A key sticking point in the development of a full Northern Rivers Rail Trail, from Murwillumbah to Casino, has moved a step closer to resolution, with Byron Shire Council last month voting to proceed with the planning, approval process and preparation of an application for funding for its section of the trail.
Rail Trails Australia described the decision – and the turnaround in the council’s stance – as “a wonderful outcome for all rail trails in NSW facing delays and other difficulties from supporters seeking to reinstate long disused railway lines”.
The association applauded the “superb” speech by Byron Mayor Michael Lyon, who has been a strong advocate for restored train services.
“The transcript of his speech should be circulated because it is a template for every council in NSW planning a trail rail where an unviable railway proposal is in play,” Rail Trails Australia says on its website.
As one of Australia’s major domestic and international tourist attractions, Byron Shire has been viewed as crucial for the NRRT to realise its full potential in northern NSW.
However, while the other three local governments along the full 132km route – the Tweed, Lismore and Richmond Valley shire councils – are all at varying stages of establishing the trail in their areas, the Byron council had strongly resisted its involvement. Instead, it had remained steadfast in pushing for rail services, such as a tourist train, along the corridor.
Byron Shire Mayor Michael Lyon said last month’s vote, after considering investigative reports on the future uses of the shire’s rail corridor, was an historic decision that followed years of debate.
“We owe it to our community to deliver on something now that can happen, that can be used by our residents and their families and that can be optimised to bring a whole raft of other benefits to our community.”
“It was a tough and long debate as many of us support, or have supported, a multi-use rail corridor in the past to keep the possibility of rail returning to our tracks for public transport,” Councillor Lyon said.
“However, as I said in my speech, it was four years ago that we were investigating the feasibility of rail on a multi-use corridor and since then, we haven’t been able to meaningfully advance the case for trains on our tracks in the Byron Shire.
“Whereas the business case for the rail trail is concrete and real and it’s on show in the Tweed Shire and it’s been funded by government.
“We owe it to our community to deliver on something now that can happen, that can be used by our residents and their families and that can be optimised to bring a whole raft of other benefits to our community.
“I think it’s time we take the opportunity before us to deliver something meaningful for our community.”
The council’s resolution also outlines its objective to secure a lease over as much of the corridor as possible, to ensure it remains in public hands.
It also reiterates Council’s ongoing support for multi-use of the rail corridor between Byron Bay and Mullumbimby.

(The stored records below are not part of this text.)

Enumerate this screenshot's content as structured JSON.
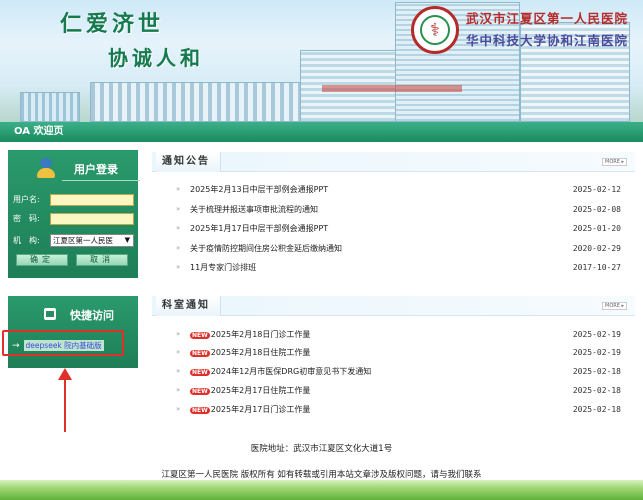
{
  "banner": {
    "slogan_line1": "仁爱济世",
    "slogan_line2": "协诚人和",
    "hospital_name_1": "武汉市江夏区第一人民医院",
    "hospital_name_2": "华中科技大学协和江南医院",
    "logo_glyph": "⚕"
  },
  "titlebar": {
    "label": "OA 欢迎页"
  },
  "login": {
    "title": "用户登录",
    "username_label": "用户名:",
    "username_value": "",
    "password_label": "密　码:",
    "password_value": "",
    "org_label": "机　构:",
    "org_selected": "江夏区第一人民医",
    "confirm_label": "确定",
    "cancel_label": "取消"
  },
  "quick_access": {
    "title": "快捷访问",
    "link_label": "deepseek 院内基础版"
  },
  "notice": {
    "title": "通知公告",
    "more_label": "MORE ▸",
    "items": [
      {
        "title": "2025年2月13日中层干部例会通报PPT",
        "date": "2025-02-12"
      },
      {
        "title": "关于梳理并报送事项审批流程的通知",
        "date": "2025-02-08"
      },
      {
        "title": "2025年1月17日中层干部例会通报PPT",
        "date": "2025-01-20"
      },
      {
        "title": "关于疫情防控期间住房公积金延后缴纳通知",
        "date": "2020-02-29"
      },
      {
        "title": "11月专家门诊排班",
        "date": "2017-10-27"
      }
    ]
  },
  "dept": {
    "title": "科室通知",
    "more_label": "MORE ▸",
    "new_badge": "NEW",
    "items": [
      {
        "title": "2025年2月18日门诊工作量",
        "date": "2025-02-19"
      },
      {
        "title": "2025年2月18日住院工作量",
        "date": "2025-02-19"
      },
      {
        "title": "2024年12月市医保DRG初审意见书下发通知",
        "date": "2025-02-18"
      },
      {
        "title": "2025年2月17日住院工作量",
        "date": "2025-02-18"
      },
      {
        "title": "2025年2月17日门诊工作量",
        "date": "2025-02-18"
      }
    ]
  },
  "footer": {
    "address": "医院地址：武汉市江夏区文化大道1号",
    "copyright": "江夏区第一人民医院 版权所有 如有转载或引用本站文章涉及版权问题，请与我们联系"
  },
  "colors": {
    "brand_green": "#1b8a5f",
    "accent_red": "#e0302a",
    "link_blue": "#3e49d8"
  }
}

Tweed Shire Council officially opened the NRRT’s first section, from Murwillumbah to Crabbes Creek, in March and last month reported 70,500 people had used the 24km section in its first three months, smashing predictions when the project was being established.
North East Rail Trail Breakthrough

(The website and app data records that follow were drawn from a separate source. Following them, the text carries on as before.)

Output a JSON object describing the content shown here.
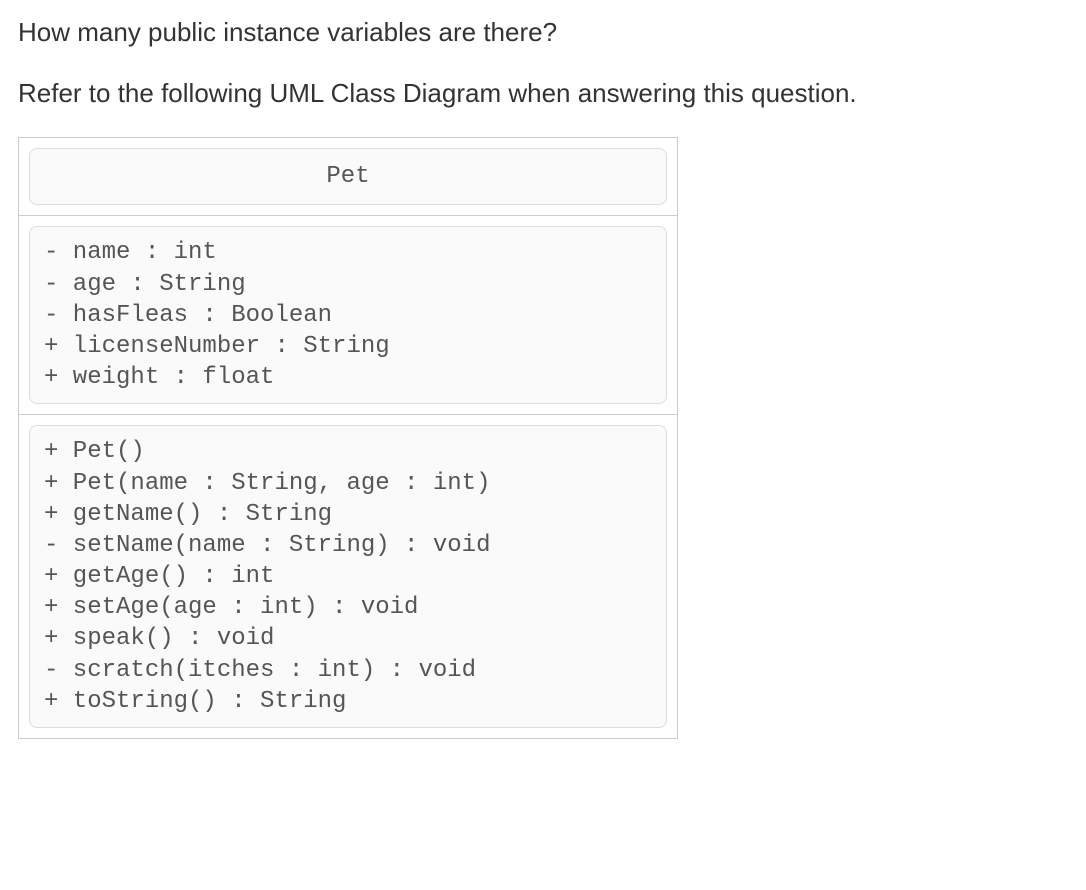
{
  "question": {
    "line1": "How many public instance variables are there?",
    "line2": "Refer to the following UML Class Diagram when answering this question."
  },
  "uml": {
    "className": "Pet",
    "attributes": [
      "- name : int",
      "- age : String",
      "- hasFleas : Boolean",
      "+ licenseNumber : String",
      "+ weight : float"
    ],
    "methods": [
      "+ Pet()",
      "+ Pet(name : String, age : int)",
      "+ getName() : String",
      "- setName(name : String) : void",
      "+ getAge() : int",
      "+ setAge(age : int) : void",
      "+ speak() : void",
      "- scratch(itches : int) : void",
      "+ toString() : String"
    ]
  }
}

An extension of Tasmania’s North East Rail Trail also cleared a hurdle recently, with the Tasmanian Civil and Administrative Tribunal dismissing an appeal against the project.
The ruling clears the way for Dorset Council to proceed with the 41km extension from Lilydale Falls to Scottsdale and on to Wyena in the Launceston district.
City of Launceston council voted in February to approve its 14km section, a year after Dorset Council endorsed its own 27km stretch.
At the time, Dorset Mayor Greg Howard predicted an “inevitable” appeal against City of Launceston’s resolution from heritage train supporters. His predication proved correct when train supporters opposed the council decision on two grounds: that the council should have referred the development application to the Board of the Environment Protection Authority, and the crushing of railway ballast to build the trail would unreasonably impact water quality in nearby watercourses.
While the tribunal dismissed both grounds, it ordered Launceston Council to amend its development approval permit to reflect evidence and conditions discussed at the hearing, including protecting watercourses from contamination.
The full trail extension project can now proceed unless the train supporters take their case against Launceston Council to the Supreme Court.
However, the NE Rail Trail extension has encountered another setback, with Dorset Council’s panel of elected councillors suspended in July while an inquiry is conducted into suspected statutory non-compliance by the council.
The Tasmanian Government announced a Board of Inquiry would be established to investigate allegations at Dorset Council of widespread statutory non-compliance and failings of good governance.
The inquiry is expected to take around seven months and a commissioner, Andrew Wardlaw, was appointed to assume the role of the panel of councillors during its suspension.
The commissioner is calling for a review of the rail trail project and he expects that will take a number of weeks, before the project comes back to a future Dorset council meeting in late 2023 or early 2024 for any further decisions.
“It’s some years since they costed this project. We will do a review of the project to understand what the risks are, including the financial risk. What are the environmental conditions and can we still meet them,” he said.
“Is it still fully funded? That will be the first question.”
The council received an extension in September 2020 to a $1.47 million funding grant from the Federal Government to build the trail.
Councillor Howard has previously said the Launceston council area section was essential for the extension to proceed, building on the original 26km trail built a decade ago from Billycock Hill to Scottsdale.